A complete genome of a new Methanococcus maripaludis strain (X1) was isolated from metagenomic data generated from a subsurface thermophilic saline oil reservoir. M. maripaludis is a hydrogenotrophic methanogen widely found in mesophilic anaerobic saline surface environments (1–3) and recently noticed by petroleum microbiologists because of its ability to corrode petroleum reservoir surface infrastructure (3, 4). Despite the abundance of M. maripaludis X1 genomic DNA in our metagenomic data pool, we could not detect M. maripaludis X1 16S rRNA genes in laboratory cultures incubated under reservoir conditions after the addition of a variety of nutrients, consistent with the recent finding that environmental organisms that are abundant and cosmopolitan are less likely to grow rapidly under rich nutrient conditions (5). To our knowledge, the M. maripaludis X1 genome is the first genome from a noncultured microorganism reconstructed directly from de novo sequencing of a metagenomic data pool.

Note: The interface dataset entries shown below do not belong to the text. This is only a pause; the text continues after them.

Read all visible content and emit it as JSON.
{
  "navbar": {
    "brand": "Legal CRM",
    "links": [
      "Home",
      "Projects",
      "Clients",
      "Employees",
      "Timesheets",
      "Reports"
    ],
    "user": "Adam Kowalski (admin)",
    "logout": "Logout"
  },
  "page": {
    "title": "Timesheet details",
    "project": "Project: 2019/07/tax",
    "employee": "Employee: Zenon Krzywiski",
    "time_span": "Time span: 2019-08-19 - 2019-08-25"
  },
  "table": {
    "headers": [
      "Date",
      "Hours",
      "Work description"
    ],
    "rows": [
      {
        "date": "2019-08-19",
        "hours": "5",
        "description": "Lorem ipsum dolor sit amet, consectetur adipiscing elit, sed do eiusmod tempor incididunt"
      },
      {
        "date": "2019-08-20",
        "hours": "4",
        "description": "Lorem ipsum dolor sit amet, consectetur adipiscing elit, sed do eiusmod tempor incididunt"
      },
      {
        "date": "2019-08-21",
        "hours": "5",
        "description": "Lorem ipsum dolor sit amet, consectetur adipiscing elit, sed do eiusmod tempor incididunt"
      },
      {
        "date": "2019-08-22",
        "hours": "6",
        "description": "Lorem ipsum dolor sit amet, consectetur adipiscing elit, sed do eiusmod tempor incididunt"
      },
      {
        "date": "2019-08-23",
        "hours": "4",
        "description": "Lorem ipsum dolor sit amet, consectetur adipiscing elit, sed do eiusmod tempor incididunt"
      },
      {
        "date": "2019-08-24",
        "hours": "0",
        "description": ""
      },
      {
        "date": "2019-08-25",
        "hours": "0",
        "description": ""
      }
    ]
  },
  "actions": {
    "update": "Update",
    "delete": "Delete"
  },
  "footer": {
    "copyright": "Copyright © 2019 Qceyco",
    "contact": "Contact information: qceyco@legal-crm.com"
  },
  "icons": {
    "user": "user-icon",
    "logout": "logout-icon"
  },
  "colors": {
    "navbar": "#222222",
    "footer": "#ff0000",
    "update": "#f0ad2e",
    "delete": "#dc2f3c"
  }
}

Formation water was collected from an offshore oil field (approximately 800-m depth, 50°C, with ~2.3% salinity) near Malaysia that had not been subject to water flooding or other treatments. Total DNA was extracted from 6 liters of fluid using the WaterMaster DNA purification kit (Epicentre, Madison, WI), and sequencing was performed using a combination of GS-FLX and Illumina (Ramaciotti Centre, Sydney, Australia) sequencing technologies.
The GS-FLX reads were initially assembled using Newbler (454 Life Sciences), and then both the GS-FLX and the paired-end Illumina data were assembled using Velvet (6) to produce 7,719 contigs from the complete set of metagenomic reads. Alignment of all contigs to the M. maripaludis S2 reference genome produced a subset of 42 that covered most of the S2 reference genome. Five of these contigs were >100 kbp in length, and 11 were over 50 kbp, with the longest being 153,187 bp. These contigs (with an average 6-fold coverage from GS-FLX reads and 101-fold coverage from Illumina reads) formed the skeleton (total of 1,611,868 bp) used to guide the assembly of the complete M. maripaludis X1 genome. The lengths of the contigs indicated that each was derived from a single strain, as the presence of DNA from multiple strains would have caused Velvet to break them into small pieces at regions of significant difference. In fact, point differences observed at the ends of some contigs, possibly due to slight variations in the genome of the X1 organism or sequencing errors, caused Velvet to create multiple contigs. The gaps between contigs and ambiguous patches within contigs (i.e., NNNNNNNNNN fragments; about 7.7% of the total genome) were filled by manually aligning individual reads to the contig ends using in-house programs. The complete genome was annotated using the NCBI Prokaryotic Genomes Automatic Annotation Pipeline. It contained 1,746,697 bp with 32% G+C content, 1,892 predicted genes, and 2 rRNA operons.
The complete genome sequence for the M. maripaludis X1 genome was deposited under GenBank accession no. CP002913.
This study was supported by CSIRO and Petronas.